- _The data_
++++++++
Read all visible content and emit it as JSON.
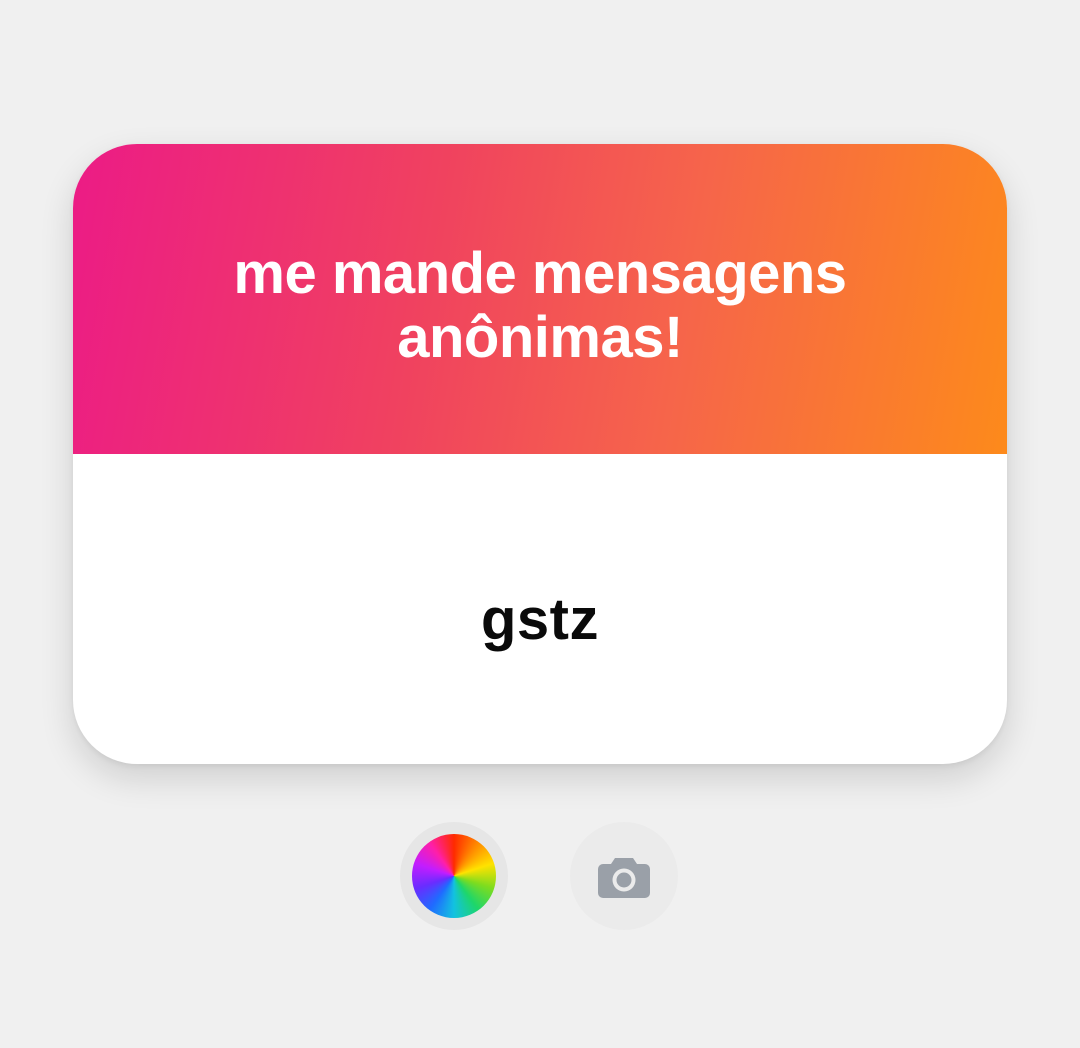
{
  "card": {
    "title": "me mande mensagens anônimas!",
    "username": "gstz"
  },
  "controls": {
    "color_button_icon": "color-wheel-icon",
    "camera_button_icon": "camera-icon"
  },
  "colors": {
    "background": "#f0f0f0",
    "gradient_start": "#ec1b86",
    "gradient_end": "#fd8a1b",
    "card_body": "#ffffff",
    "camera_icon": "#9aa0a8"
  }
}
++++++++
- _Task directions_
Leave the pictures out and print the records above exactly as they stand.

- _Task answer_
Read all visible content and emit it as JSON.
{
  "card": {
    "title": "me mande mensagens anônimas!",
    "username": "gstz"
  },
  "controls": {
    "color_button_icon": "color-wheel-icon",
    "camera_button_icon": "camera-icon"
  },
  "colors": {
    "background": "#f0f0f0",
    "gradient_start": "#ec1b86",
    "gradient_end": "#fd8a1b",
    "card_body": "#ffffff",
    "camera_icon": "#9aa0a8"
  }
}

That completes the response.